Restate the entire listing word for word.
┌─ Data provided
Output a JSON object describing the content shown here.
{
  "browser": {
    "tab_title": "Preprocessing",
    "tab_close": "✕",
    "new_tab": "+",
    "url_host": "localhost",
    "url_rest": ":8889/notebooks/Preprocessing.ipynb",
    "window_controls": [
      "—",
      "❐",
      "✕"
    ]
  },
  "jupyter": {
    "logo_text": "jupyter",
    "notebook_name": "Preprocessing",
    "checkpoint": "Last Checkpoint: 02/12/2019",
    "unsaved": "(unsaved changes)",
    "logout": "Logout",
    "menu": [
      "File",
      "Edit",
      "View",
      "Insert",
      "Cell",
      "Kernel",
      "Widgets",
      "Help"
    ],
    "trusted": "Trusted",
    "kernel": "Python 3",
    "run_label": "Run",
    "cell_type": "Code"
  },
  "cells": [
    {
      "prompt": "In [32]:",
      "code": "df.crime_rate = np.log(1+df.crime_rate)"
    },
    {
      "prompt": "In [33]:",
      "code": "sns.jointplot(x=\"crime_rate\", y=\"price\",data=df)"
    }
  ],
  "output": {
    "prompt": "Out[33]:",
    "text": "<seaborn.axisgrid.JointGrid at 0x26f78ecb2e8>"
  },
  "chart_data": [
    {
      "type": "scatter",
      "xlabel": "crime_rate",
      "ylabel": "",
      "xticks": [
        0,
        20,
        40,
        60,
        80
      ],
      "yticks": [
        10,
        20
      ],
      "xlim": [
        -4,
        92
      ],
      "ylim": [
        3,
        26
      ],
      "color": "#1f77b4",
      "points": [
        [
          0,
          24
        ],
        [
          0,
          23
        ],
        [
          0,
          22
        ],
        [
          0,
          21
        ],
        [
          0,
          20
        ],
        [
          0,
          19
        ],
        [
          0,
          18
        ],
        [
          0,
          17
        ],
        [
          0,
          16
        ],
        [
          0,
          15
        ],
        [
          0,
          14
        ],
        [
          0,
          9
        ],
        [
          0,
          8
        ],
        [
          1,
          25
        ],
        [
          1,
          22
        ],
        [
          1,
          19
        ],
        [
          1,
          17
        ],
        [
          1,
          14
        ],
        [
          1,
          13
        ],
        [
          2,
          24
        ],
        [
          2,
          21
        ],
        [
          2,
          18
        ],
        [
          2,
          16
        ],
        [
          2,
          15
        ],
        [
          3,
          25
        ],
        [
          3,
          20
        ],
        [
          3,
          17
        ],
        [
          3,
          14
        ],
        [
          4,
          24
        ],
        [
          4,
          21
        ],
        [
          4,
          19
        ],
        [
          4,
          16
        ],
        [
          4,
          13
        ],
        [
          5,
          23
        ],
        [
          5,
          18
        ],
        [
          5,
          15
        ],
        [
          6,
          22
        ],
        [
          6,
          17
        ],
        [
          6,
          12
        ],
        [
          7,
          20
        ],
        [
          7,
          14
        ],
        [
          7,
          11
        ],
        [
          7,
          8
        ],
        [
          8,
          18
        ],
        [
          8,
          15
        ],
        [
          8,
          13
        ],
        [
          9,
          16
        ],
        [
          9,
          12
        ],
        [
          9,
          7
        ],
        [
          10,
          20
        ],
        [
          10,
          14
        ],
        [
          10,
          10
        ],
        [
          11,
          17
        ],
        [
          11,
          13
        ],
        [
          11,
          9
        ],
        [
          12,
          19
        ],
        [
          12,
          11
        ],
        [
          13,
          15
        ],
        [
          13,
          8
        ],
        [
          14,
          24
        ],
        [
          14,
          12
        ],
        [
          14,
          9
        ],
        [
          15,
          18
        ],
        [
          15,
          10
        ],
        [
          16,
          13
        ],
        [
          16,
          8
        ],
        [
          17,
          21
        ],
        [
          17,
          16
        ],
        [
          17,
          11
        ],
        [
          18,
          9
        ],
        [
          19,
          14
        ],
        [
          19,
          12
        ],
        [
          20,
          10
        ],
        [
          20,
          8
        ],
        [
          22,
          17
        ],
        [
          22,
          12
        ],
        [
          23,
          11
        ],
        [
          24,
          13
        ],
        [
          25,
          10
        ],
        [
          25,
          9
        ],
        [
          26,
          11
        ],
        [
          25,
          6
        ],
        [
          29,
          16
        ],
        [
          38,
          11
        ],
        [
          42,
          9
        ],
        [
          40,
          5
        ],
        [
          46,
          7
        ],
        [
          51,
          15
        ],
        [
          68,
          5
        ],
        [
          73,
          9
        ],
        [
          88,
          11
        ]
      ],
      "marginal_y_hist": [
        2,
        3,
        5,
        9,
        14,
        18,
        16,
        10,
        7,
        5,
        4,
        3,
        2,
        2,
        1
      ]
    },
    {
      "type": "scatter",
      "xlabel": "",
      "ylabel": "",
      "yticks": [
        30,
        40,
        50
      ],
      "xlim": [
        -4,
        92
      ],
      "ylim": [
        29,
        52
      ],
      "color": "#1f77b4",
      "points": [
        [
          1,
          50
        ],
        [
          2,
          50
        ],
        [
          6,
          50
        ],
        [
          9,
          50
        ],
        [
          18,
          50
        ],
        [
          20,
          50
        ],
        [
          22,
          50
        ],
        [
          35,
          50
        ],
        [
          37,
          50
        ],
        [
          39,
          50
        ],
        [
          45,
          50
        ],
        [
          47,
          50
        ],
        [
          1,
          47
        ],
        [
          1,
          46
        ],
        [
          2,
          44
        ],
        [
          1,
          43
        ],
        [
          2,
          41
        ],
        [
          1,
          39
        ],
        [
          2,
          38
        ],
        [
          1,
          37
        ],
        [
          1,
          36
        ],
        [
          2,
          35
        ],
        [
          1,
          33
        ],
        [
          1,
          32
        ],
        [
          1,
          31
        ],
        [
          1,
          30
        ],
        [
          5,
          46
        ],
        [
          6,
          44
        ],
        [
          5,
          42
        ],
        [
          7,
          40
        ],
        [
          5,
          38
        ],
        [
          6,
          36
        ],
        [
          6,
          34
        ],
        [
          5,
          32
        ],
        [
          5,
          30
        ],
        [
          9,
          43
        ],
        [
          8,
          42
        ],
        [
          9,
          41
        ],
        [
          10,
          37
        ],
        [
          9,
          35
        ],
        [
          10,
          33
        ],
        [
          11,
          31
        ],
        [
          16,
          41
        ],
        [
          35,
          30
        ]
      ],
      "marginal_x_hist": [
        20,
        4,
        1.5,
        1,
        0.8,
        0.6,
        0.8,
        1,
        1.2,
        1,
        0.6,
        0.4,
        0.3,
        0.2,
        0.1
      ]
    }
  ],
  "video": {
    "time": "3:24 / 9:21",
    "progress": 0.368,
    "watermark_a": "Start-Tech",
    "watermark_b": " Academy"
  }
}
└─
**Answer to this exercise**
Output a JSON object describing the content shown here.
{
  "browser": {
    "tab_title": "Preprocessing",
    "tab_close": "✕",
    "new_tab": "+",
    "url_host": "localhost",
    "url_rest": ":8889/notebooks/Preprocessing.ipynb",
    "window_controls": [
      "—",
      "❐",
      "✕"
    ]
  },
  "jupyter": {
    "logo_text": "jupyter",
    "notebook_name": "Preprocessing",
    "checkpoint": "Last Checkpoint: 02/12/2019",
    "unsaved": "(unsaved changes)",
    "logout": "Logout",
    "menu": [
      "File",
      "Edit",
      "View",
      "Insert",
      "Cell",
      "Kernel",
      "Widgets",
      "Help"
    ],
    "trusted": "Trusted",
    "kernel": "Python 3",
    "run_label": "Run",
    "cell_type": "Code"
  },
  "cells": [
    {
      "prompt": "In [32]:",
      "code": "df.crime_rate = np.log(1+df.crime_rate)"
    },
    {
      "prompt": "In [33]:",
      "code": "sns.jointplot(x=\"crime_rate\", y=\"price\",data=df)"
    }
  ],
  "output": {
    "prompt": "Out[33]:",
    "text": "<seaborn.axisgrid.JointGrid at 0x26f78ecb2e8>"
  },
  "chart_data": [
    {
      "type": "scatter",
      "xlabel": "crime_rate",
      "ylabel": "",
      "xticks": [
        0,
        20,
        40,
        60,
        80
      ],
      "yticks": [
        10,
        20
      ],
      "xlim": [
        -4,
        92
      ],
      "ylim": [
        3,
        26
      ],
      "color": "#1f77b4",
      "points": [
        [
          0,
          24
        ],
        [
          0,
          23
        ],
        [
          0,
          22
        ],
        [
          0,
          21
        ],
        [
          0,
          20
        ],
        [
          0,
          19
        ],
        [
          0,
          18
        ],
        [
          0,
          17
        ],
        [
          0,
          16
        ],
        [
          0,
          15
        ],
        [
          0,
          14
        ],
        [
          0,
          9
        ],
        [
          0,
          8
        ],
        [
          1,
          25
        ],
        [
          1,
          22
        ],
        [
          1,
          19
        ],
        [
          1,
          17
        ],
        [
          1,
          14
        ],
        [
          1,
          13
        ],
        [
          2,
          24
        ],
        [
          2,
          21
        ],
        [
          2,
          18
        ],
        [
          2,
          16
        ],
        [
          2,
          15
        ],
        [
          3,
          25
        ],
        [
          3,
          20
        ],
        [
          3,
          17
        ],
        [
          3,
          14
        ],
        [
          4,
          24
        ],
        [
          4,
          21
        ],
        [
          4,
          19
        ],
        [
          4,
          16
        ],
        [
          4,
          13
        ],
        [
          5,
          23
        ],
        [
          5,
          18
        ],
        [
          5,
          15
        ],
        [
          6,
          22
        ],
        [
          6,
          17
        ],
        [
          6,
          12
        ],
        [
          7,
          20
        ],
        [
          7,
          14
        ],
        [
          7,
          11
        ],
        [
          7,
          8
        ],
        [
          8,
          18
        ],
        [
          8,
          15
        ],
        [
          8,
          13
        ],
        [
          9,
          16
        ],
        [
          9,
          12
        ],
        [
          9,
          7
        ],
        [
          10,
          20
        ],
        [
          10,
          14
        ],
        [
          10,
          10
        ],
        [
          11,
          17
        ],
        [
          11,
          13
        ],
        [
          11,
          9
        ],
        [
          12,
          19
        ],
        [
          12,
          11
        ],
        [
          13,
          15
        ],
        [
          13,
          8
        ],
        [
          14,
          24
        ],
        [
          14,
          12
        ],
        [
          14,
          9
        ],
        [
          15,
          18
        ],
        [
          15,
          10
        ],
        [
          16,
          13
        ],
        [
          16,
          8
        ],
        [
          17,
          21
        ],
        [
          17,
          16
        ],
        [
          17,
          11
        ],
        [
          18,
          9
        ],
        [
          19,
          14
        ],
        [
          19,
          12
        ],
        [
          20,
          10
        ],
        [
          20,
          8
        ],
        [
          22,
          17
        ],
        [
          22,
          12
        ],
        [
          23,
          11
        ],
        [
          24,
          13
        ],
        [
          25,
          10
        ],
        [
          25,
          9
        ],
        [
          26,
          11
        ],
        [
          25,
          6
        ],
        [
          29,
          16
        ],
        [
          38,
          11
        ],
        [
          42,
          9
        ],
        [
          40,
          5
        ],
        [
          46,
          7
        ],
        [
          51,
          15
        ],
        [
          68,
          5
        ],
        [
          73,
          9
        ],
        [
          88,
          11
        ]
      ],
      "marginal_y_hist": [
        2,
        3,
        5,
        9,
        14,
        18,
        16,
        10,
        7,
        5,
        4,
        3,
        2,
        2,
        1
      ]
    },
    {
      "type": "scatter",
      "xlabel": "",
      "ylabel": "",
      "yticks": [
        30,
        40,
        50
      ],
      "xlim": [
        -4,
        92
      ],
      "ylim": [
        29,
        52
      ],
      "color": "#1f77b4",
      "points": [
        [
          1,
          50
        ],
        [
          2,
          50
        ],
        [
          6,
          50
        ],
        [
          9,
          50
        ],
        [
          18,
          50
        ],
        [
          20,
          50
        ],
        [
          22,
          50
        ],
        [
          35,
          50
        ],
        [
          37,
          50
        ],
        [
          39,
          50
        ],
        [
          45,
          50
        ],
        [
          47,
          50
        ],
        [
          1,
          47
        ],
        [
          1,
          46
        ],
        [
          2,
          44
        ],
        [
          1,
          43
        ],
        [
          2,
          41
        ],
        [
          1,
          39
        ],
        [
          2,
          38
        ],
        [
          1,
          37
        ],
        [
          1,
          36
        ],
        [
          2,
          35
        ],
        [
          1,
          33
        ],
        [
          1,
          32
        ],
        [
          1,
          31
        ],
        [
          1,
          30
        ],
        [
          5,
          46
        ],
        [
          6,
          44
        ],
        [
          5,
          42
        ],
        [
          7,
          40
        ],
        [
          5,
          38
        ],
        [
          6,
          36
        ],
        [
          6,
          34
        ],
        [
          5,
          32
        ],
        [
          5,
          30
        ],
        [
          9,
          43
        ],
        [
          8,
          42
        ],
        [
          9,
          41
        ],
        [
          10,
          37
        ],
        [
          9,
          35
        ],
        [
          10,
          33
        ],
        [
          11,
          31
        ],
        [
          16,
          41
        ],
        [
          35,
          30
        ]
      ],
      "marginal_x_hist": [
        20,
        4,
        1.5,
        1,
        0.8,
        0.6,
        0.8,
        1,
        1.2,
        1,
        0.6,
        0.4,
        0.3,
        0.2,
        0.1
      ]
    }
  ],
  "video": {
    "time": "3:24 / 9:21",
    "progress": 0.368,
    "watermark_a": "Start-Tech",
    "watermark_b": " Academy"
  }
}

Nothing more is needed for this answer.